Serial No: none apparent
Lens Mount: on the camera side a Canon R mount (for the Canonflex camera) and on the lens side an M-39 thread.
Condition: Condition is very good but there are signs of hard use although the unit is sound.
Acquisition: The Lens and Tele-Coupler were acquired October 10, 2018. The photographs here of the Coupler are the unit I have.
This is the Mirror Box 2 mounted on
a Canon Model 7. The Mirror Box 2 was
created for two long focus lenses, the M 135mm,
shown on the camera, and the M 200mm.
The top lever on the side of the Mirror Box 2 extended over the shutter button and when it was depressed to fire the camera the mirror first flipped up out of the way. The mirror stayed in the up position until reset with the lower lever.
So how does it shoot?
I don’t really understand this enjoyment of using these old cameras and lenses but I do find it to be fun. And besides being fun I do learn a great deal in actually trying these things out. Look
at this image of my Tele-Coupler R mounted on my
Canon R digital camera. I have used my FD to RF
converter which shows that the Tele-Coupler can
be used on any FD mount camera.
The lens is the 200m one made specifically for the
Tele-Coupler. This is a manual lens with no provision
for auto-diaphragm operation. This is a problem
because the front of the lens rotates with focusing. But
the f/stop ring is on the front portion of the lens so it rotates
with focusing. This means that if you focus wide open, as you should, and then you set the f/stop you risk changing the focus. But if you set the f/stop first then you are trying to focus with less light in the viewfinder and the depth of field is deeper which makes accurate focus more difficult.
Being aware of that failing, the lens works like any other 200mm lens of the time. There is no image stabilization which is a problem and, as you know, the Canon R does not have ‘in body image stabilization’. Without stabilization, hand holding a 200mm lens is a challenge but it can be done with high shutter speeds. So, off to the brick wall!
Below are images taken at f/3.5, 5.6 and 8.0. Forgive the colors as the day was cloudy. The full frame image is on the left, the center at 100% is in the center and on the right are images of the upper left corner at 100%. All are hand held which was a mistake. I should have used a tripod. However, the shutter speeds were all 250th and higher.
What we can see is that the lens has a modest vignette which is largely cleared up by f/5.6. The center of each image is reasonably sharp but not what I would call crisp. I have applied no sharpening or post processing. However, considering that the lens was designed for use with film, it is probably acceptable for that medium.

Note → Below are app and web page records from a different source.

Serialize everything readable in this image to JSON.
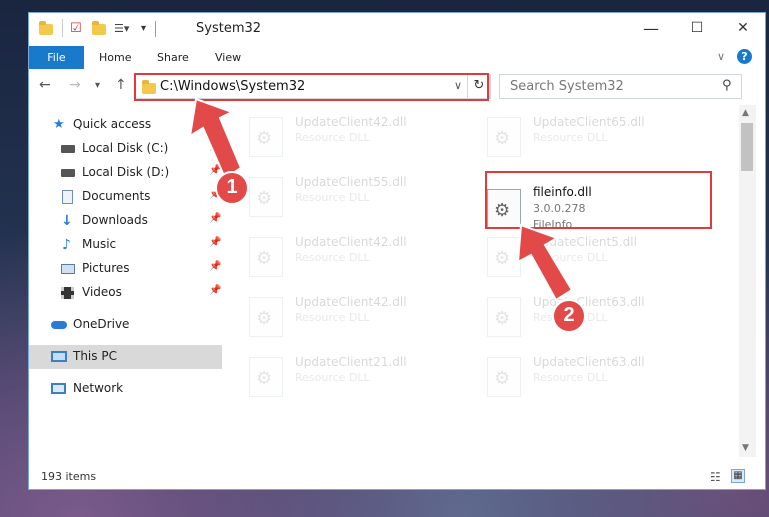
{
  "window": {
    "title": "System32",
    "controls": {
      "minimize": "—",
      "maximize": "☐",
      "close": "✕"
    }
  },
  "ribbon": {
    "file": "File",
    "tabs": [
      "Home",
      "Share",
      "View"
    ]
  },
  "address": {
    "path": "C:\\Windows\\System32",
    "search_placeholder": "Search System32"
  },
  "sidebar": [
    {
      "label": "Quick access",
      "icon": "star-icon"
    },
    {
      "label": "Local Disk (C:)",
      "icon": "drive-icon"
    },
    {
      "label": "Local Disk (D:)",
      "icon": "drive-icon"
    },
    {
      "label": "Documents",
      "icon": "documents-icon"
    },
    {
      "label": "Downloads",
      "icon": "download-icon"
    },
    {
      "label": "Music",
      "icon": "music-icon"
    },
    {
      "label": "Pictures",
      "icon": "pictures-icon"
    },
    {
      "label": "Videos",
      "icon": "videos-icon"
    },
    {
      "label": "OneDrive",
      "icon": "cloud-icon"
    },
    {
      "label": "This PC",
      "icon": "pc-icon"
    },
    {
      "label": "Network",
      "icon": "network-icon"
    }
  ],
  "files_left": [
    {
      "name": "UpdateClient42.dll",
      "desc": "Resource DLL"
    },
    {
      "name": "UpdateClient55.dll",
      "desc": "Resource DLL"
    },
    {
      "name": "UpdateClient42.dll",
      "desc": "Resource DLL"
    },
    {
      "name": "UpdateClient42.dll",
      "desc": "Resource DLL"
    },
    {
      "name": "UpdateClient21.dll",
      "desc": "Resource DLL"
    }
  ],
  "files_right": [
    {
      "name": "UpdateClient65.dll",
      "desc": "Resource DLL"
    },
    {
      "name": "fileinfo.dll",
      "version": "3.0.0.278",
      "desc": "FileInfo"
    },
    {
      "name": "UpdateClient5.dll",
      "desc": "Resource DLL"
    },
    {
      "name": "UpdateClient63.dll",
      "desc": "Resource DLL"
    },
    {
      "name": "UpdateClient63.dll",
      "desc": "Resource DLL"
    }
  ],
  "status": {
    "count": "193 items"
  },
  "callouts": [
    "1",
    "2"
  ],
  "colors": {
    "accent": "#1979ca",
    "highlight": "#e03a3a",
    "callout": "#e24a4a"
  }
}
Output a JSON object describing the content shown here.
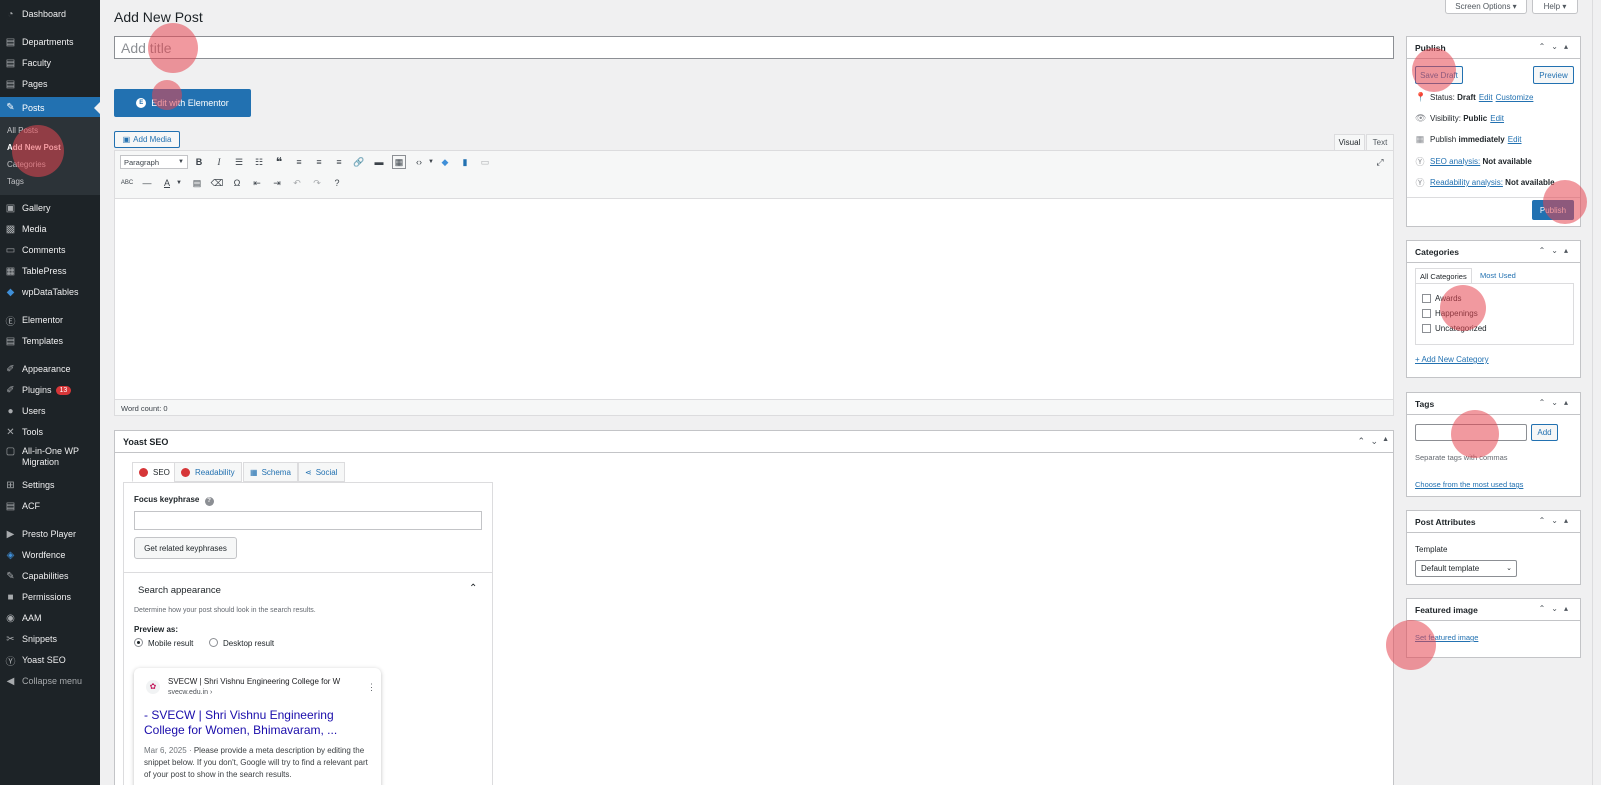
{
  "sidebar": {
    "items": [
      {
        "label": "Dashboard",
        "icon": "dashboard-icon",
        "glyph": "◔"
      },
      {
        "label": "Departments",
        "icon": "pushpin-icon",
        "glyph": "▤"
      },
      {
        "label": "Faculty",
        "icon": "pushpin-icon",
        "glyph": "▤"
      },
      {
        "label": "Pages",
        "icon": "pages-icon",
        "glyph": "▤"
      },
      {
        "label": "Posts",
        "icon": "pushpin-icon",
        "glyph": "✎"
      },
      {
        "label": "Gallery",
        "icon": "gallery-icon",
        "glyph": "▣"
      },
      {
        "label": "Media",
        "icon": "media-icon",
        "glyph": "▩"
      },
      {
        "label": "Comments",
        "icon": "comments-icon",
        "glyph": "▭"
      },
      {
        "label": "TablePress",
        "icon": "table-icon",
        "glyph": "▦"
      },
      {
        "label": "wpDataTables",
        "icon": "wpdatatables-icon",
        "glyph": "◆"
      },
      {
        "label": "Elementor",
        "icon": "elementor-icon",
        "glyph": "Ⓔ"
      },
      {
        "label": "Templates",
        "icon": "templates-icon",
        "glyph": "▤"
      },
      {
        "label": "Appearance",
        "icon": "brush-icon",
        "glyph": "✐"
      },
      {
        "label": "Plugins",
        "icon": "plugins-icon",
        "glyph": "✐",
        "badge": "13"
      },
      {
        "label": "Users",
        "icon": "users-icon",
        "glyph": "●"
      },
      {
        "label": "Tools",
        "icon": "tools-icon",
        "glyph": "✕"
      },
      {
        "label": "All-in-One WP",
        "label2": "Migration",
        "icon": "migration-icon",
        "glyph": "▢"
      },
      {
        "label": "Settings",
        "icon": "settings-icon",
        "glyph": "⊞"
      },
      {
        "label": "ACF",
        "icon": "acf-icon",
        "glyph": "▤"
      },
      {
        "label": "Presto Player",
        "icon": "presto-icon",
        "glyph": "▶"
      },
      {
        "label": "Wordfence",
        "icon": "wordfence-icon",
        "glyph": "◈"
      },
      {
        "label": "Capabilities",
        "icon": "capabilities-icon",
        "glyph": "✎"
      },
      {
        "label": "Permissions",
        "icon": "lock-icon",
        "glyph": "■"
      },
      {
        "label": "AAM",
        "icon": "aam-icon",
        "glyph": "◉"
      },
      {
        "label": "Snippets",
        "icon": "snippets-icon",
        "glyph": "✂"
      },
      {
        "label": "Yoast SEO",
        "icon": "yoast-icon",
        "glyph": "Ⓨ"
      },
      {
        "label": "Collapse menu",
        "icon": "collapse-icon",
        "glyph": "◀"
      }
    ],
    "submenu": [
      "All Posts",
      "Add New Post",
      "Categories",
      "Tags"
    ]
  },
  "header": {
    "title": "Add New Post",
    "screen_options": "Screen Options ▾",
    "help": "Help ▾"
  },
  "editor": {
    "title_placeholder": "Add title",
    "elementor_button": "Edit with Elementor",
    "add_media": "Add Media",
    "tabs": [
      "Visual",
      "Text"
    ],
    "format": "Paragraph",
    "word_count": "Word count: 0"
  },
  "yoast": {
    "title": "Yoast SEO",
    "tabs": [
      "SEO",
      "Readability",
      "Schema",
      "Social"
    ],
    "focus_keyphrase": "Focus keyphrase",
    "related_button": "Get related keyphrases",
    "search_appearance": "Search appearance",
    "search_desc": "Determine how your post should look in the search results.",
    "preview_as": "Preview as:",
    "mobile": "Mobile result",
    "desktop": "Desktop result",
    "snippet": {
      "site": "SVECW | Shri Vishnu Engineering College for W",
      "url": "svecw.edu.in ›",
      "title": "- SVECW | Shri Vishnu Engineering College for Women, Bhimavaram, ...",
      "date": "Mar 6, 2025",
      "desc": "Please provide a meta description by editing the snippet below. If you don't, Google will try to find a relevant part of your post to show in the search results."
    }
  },
  "publish": {
    "title": "Publish",
    "save_draft": "Save Draft",
    "preview": "Preview",
    "status_label": "Status:",
    "status_value": "Draft",
    "edit": "Edit",
    "customize": "Customize",
    "visibility_label": "Visibility:",
    "visibility_value": "Public",
    "publish_label": "Publish",
    "publish_value": "immediately",
    "seo_link": "SEO analysis:",
    "seo_value": "Not available",
    "readability_link": "Readability analysis:",
    "readability_value": "Not available",
    "publish_button": "Publish"
  },
  "categories": {
    "title": "Categories",
    "tab_all": "All Categories",
    "tab_used": "Most Used",
    "items": [
      "Awards",
      "Happenings",
      "Uncategorized"
    ],
    "add_new": "+ Add New Category"
  },
  "tags": {
    "title": "Tags",
    "add": "Add",
    "hint": "Separate tags with commas",
    "choose": "Choose from the most used tags"
  },
  "attributes": {
    "title": "Post Attributes",
    "template_label": "Template",
    "template_value": "Default template"
  },
  "featured": {
    "title": "Featured image",
    "set": "Set featured image"
  },
  "colors": {
    "accent": "#2271b1",
    "sidebar": "#1d2327",
    "marker": "#e64650"
  }
}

The corners tell another tale. At f/3.5 the extreme corners are not great. Besides the vignette sharpness falls off in the corner. This gets better at f/5.6 and by f/8 it compares favorably with the center of the image.
Center at 100%
Upper Left Corner at 100%
All of the above is fine as far as it goes but these faults do not have to stand in the way of a good photograph. You just have to know where and how to use it. It is not a low light lens, and it should be used stopped down to at least 5.6. So, this lens is for use in good light, stopped down, with a shutter speed of at least 1/250th.
The fence in this picture runs at 45 degrees to the film plane and so it is not all in focus. On the left are the 4th, 5th and 6th fence posts from the left which are in reasonable focus. They are enlarged to 100% and the image has had some basic sharpening.
The lens was set to f/8 and shutter speed was 1/500th so the lens had every chance to perform and it did reasonably well.
It is not up to today’s standard for such lenses but for a film camera of the 1960’s it is a good lens.
I am the creator of flynngraphics.ca and thecanoncollector.com. The contents of this website are subject to my claim of copyright. However, to be clear, I have no right to the trademarks or printed material, brochures or manuals that originate with Canon Inc. or other manufacturers and make no claim to have such rights. I am unable to pass on any rights to these materials and trade marks and if you make use of them you do so at your own risk.